Leonard Blavatnik, an American industrialist, has committed £75 million to set up the school and is already considering making additional donations.
The university itself has made £26 million available to help establish the new Blavatnik School of Government, which will support 40 academic posts at Oxford.
The school’s first students will enrol in 2012, with 120 eventually studying at the centre. Teaching will be undertaken not only by in-house academics but also by world leaders in business, education and government.
The university said the school will “train outstanding graduates from across the world in the skills and responsibilities of government”.
The Blavatnik School will offer a new master’s degree in government, which will cover the humanities, social sciences, law, technology, health, finance, energy and security policy. A search for the institution’s first dean is already under way.
Andrew Hamilton, vice-chancellor of Oxford, said the new school marked a “huge milestone” for the university.
“It will give tomorrow’s leaders the best of Oxford’s traditional strengths alongside new and practical ways of understanding and addressing the challenges of good governance.”
He said it would also go some way to “correct the imbalance” caused by the majority of international schools of government being located within the US.
World leaders have offered their support for the venture.

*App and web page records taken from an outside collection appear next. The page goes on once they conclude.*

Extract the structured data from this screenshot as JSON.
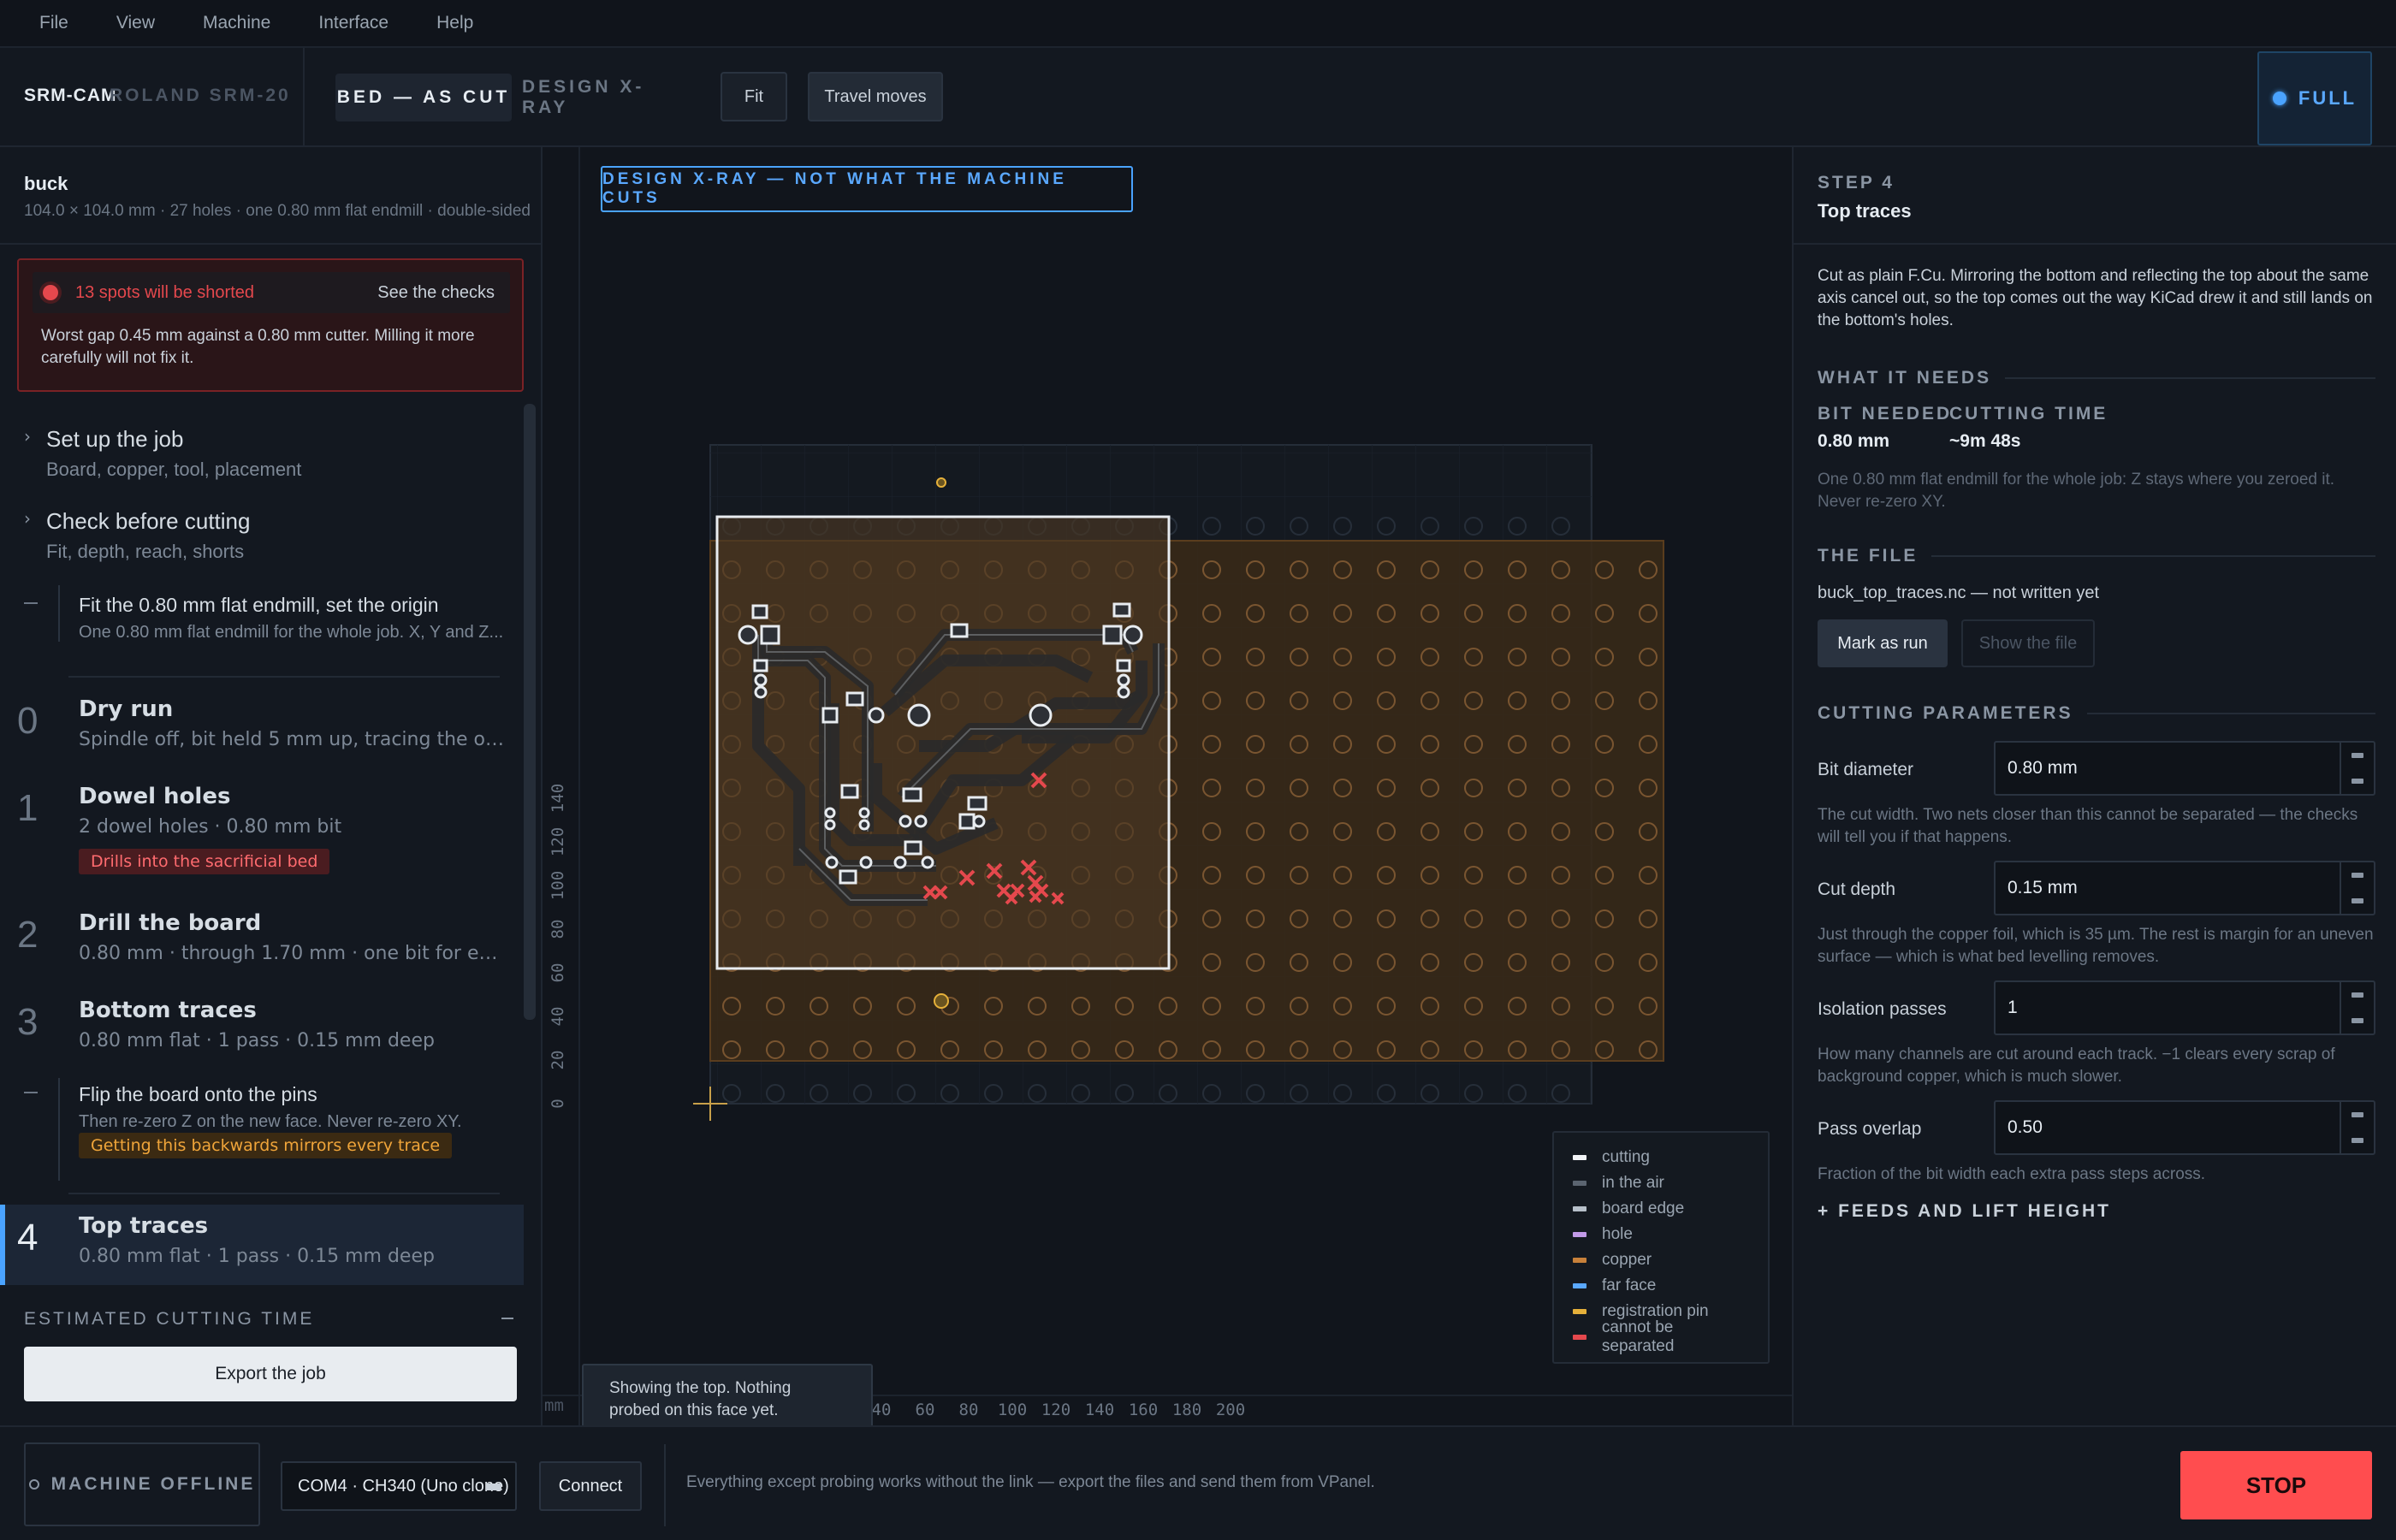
{
  "menu": [
    "File",
    "View",
    "Machine",
    "Interface",
    "Help"
  ],
  "toolbar": {
    "app_name": "SRM-CAM",
    "machine": "ROLAND SRM-20",
    "view_active": "BED — AS CUT",
    "view_inactive": "DESIGN X-RAY",
    "fit_label": "Fit",
    "travel_label": "Travel moves",
    "full_label": "FULL",
    "accent": "#4aa3ff"
  },
  "project": {
    "name": "buck",
    "meta": "104.0 × 104.0 mm · 27 holes · one 0.80 mm flat endmill · double-sided"
  },
  "alert": {
    "title": "13 spots will be shorted",
    "link": "See the checks",
    "body": "Worst gap 0.45 mm against a 0.80 mm cutter. Milling it more carefully will not fix it."
  },
  "stages": [
    {
      "title": "Set up the job",
      "sub": "Board, copper, tool, placement"
    },
    {
      "title": "Check before cutting",
      "sub": "Fit, depth, reach, shorts"
    }
  ],
  "origin_step": {
    "title": "Fit the 0.80 mm flat endmill, set the origin",
    "sub": "One 0.80 mm flat endmill for the whole job. X, Y and Z..."
  },
  "steps": [
    {
      "num": "0",
      "title": "Dry run",
      "sub": "Spindle off, bit held 5 mm up, tracing the out..."
    },
    {
      "num": "1",
      "title": "Dowel holes",
      "sub": "2 dowel holes · 0.80 mm bit",
      "tag": "Drills into the sacrificial bed"
    },
    {
      "num": "2",
      "title": "Drill the board",
      "sub": "0.80 mm · through 1.70 mm · one bit for every..."
    },
    {
      "num": "3",
      "title": "Bottom traces",
      "sub": "0.80 mm flat · 1 pass · 0.15 mm deep"
    },
    {
      "num": "4",
      "title": "Top traces",
      "sub": "0.80 mm flat · 1 pass · 0.15 mm deep"
    }
  ],
  "flip_step": {
    "title": "Flip the board onto the pins",
    "sub": "Then re-zero Z on the new face. Never re-zero XY.",
    "tag": "Getting this backwards mirrors every trace"
  },
  "estimate": {
    "title": "ESTIMATED CUTTING TIME",
    "export_label": "Export the job"
  },
  "canvas": {
    "xray_badge": "DESIGN X-RAY — NOT WHAT THE MACHINE CUTS",
    "units": "mm",
    "y_ticks": [
      "0",
      "20",
      "40",
      "60",
      "80",
      "100",
      "120",
      "140"
    ],
    "x_ticks": [
      "40",
      "60",
      "80",
      "100",
      "120",
      "140",
      "160",
      "180",
      "200"
    ],
    "tooltip": "Showing the top. Nothing probed on this face yet.",
    "legend": [
      {
        "label": "cutting",
        "color": "#f2f4f7"
      },
      {
        "label": "in the air",
        "color": "#5b6470"
      },
      {
        "label": "board edge",
        "color": "#b7c0ca"
      },
      {
        "label": "hole",
        "color": "#c29ae8"
      },
      {
        "label": "copper",
        "color": "#c8813a"
      },
      {
        "label": "far face",
        "color": "#5aa8ff"
      },
      {
        "label": "registration pin",
        "color": "#e5b03a"
      },
      {
        "label": "cannot be separated",
        "color": "#e5484d"
      }
    ]
  },
  "inspector": {
    "step_label": "STEP 4",
    "title": "Top traces",
    "desc": "Cut as plain F.Cu. Mirroring the bottom and reflecting the top about the same axis cancel out, so the top comes out the way KiCad drew it and still lands on the bottom's holes.",
    "needs_title": "WHAT IT NEEDS",
    "bit_key": "BIT NEEDED",
    "bit_val": "0.80 mm",
    "time_key": "CUTTING TIME",
    "time_val": "~9m 48s",
    "needs_note": "One 0.80 mm flat endmill for the whole job: Z stays where you zeroed it. Never re-zero XY.",
    "file_title": "THE FILE",
    "file_name": "buck_top_traces.nc — not written yet",
    "mark_run": "Mark as run",
    "show_file": "Show the file",
    "params_title": "CUTTING PARAMETERS",
    "params": [
      {
        "label": "Bit diameter",
        "value": "0.80 mm",
        "help": "The cut width. Two nets closer than this cannot be separated — the checks will tell you if that happens."
      },
      {
        "label": "Cut depth",
        "value": "0.15 mm",
        "help": "Just through the copper foil, which is 35 µm. The rest is margin for an uneven surface — which is what bed levelling removes."
      },
      {
        "label": "Isolation passes",
        "value": "1",
        "help": "How many channels are cut around each track. −1 clears every scrap of background copper, which is much slower."
      },
      {
        "label": "Pass overlap",
        "value": "0.50",
        "help": "Fraction of the bit width each extra pass steps across."
      }
    ],
    "feeds_label": "+  FEEDS AND LIFT HEIGHT"
  },
  "status": {
    "machine": "MACHINE OFFLINE",
    "port": "COM4 · CH340 (Uno clone)",
    "connect": "Connect",
    "message": "Everything except probing works without the link — export the files and send them from VPanel.",
    "stop": "STOP"
  }
}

David Cameron, the British prime minister, said Mr Blavatnik’s major donation marked “a very generous act of philanthropy” to the higher education sector.
Bill Clinton, the former US president, said: “It was at Oxford that the link between smoking and cancer was discovered. Oxford scientists pioneered techniques which enabled us to understand the role greenhouse gases play in climate change. I am confident that Oxford’s Blavatnik School will bring such groundbreaking research closer to the heart of public policy.”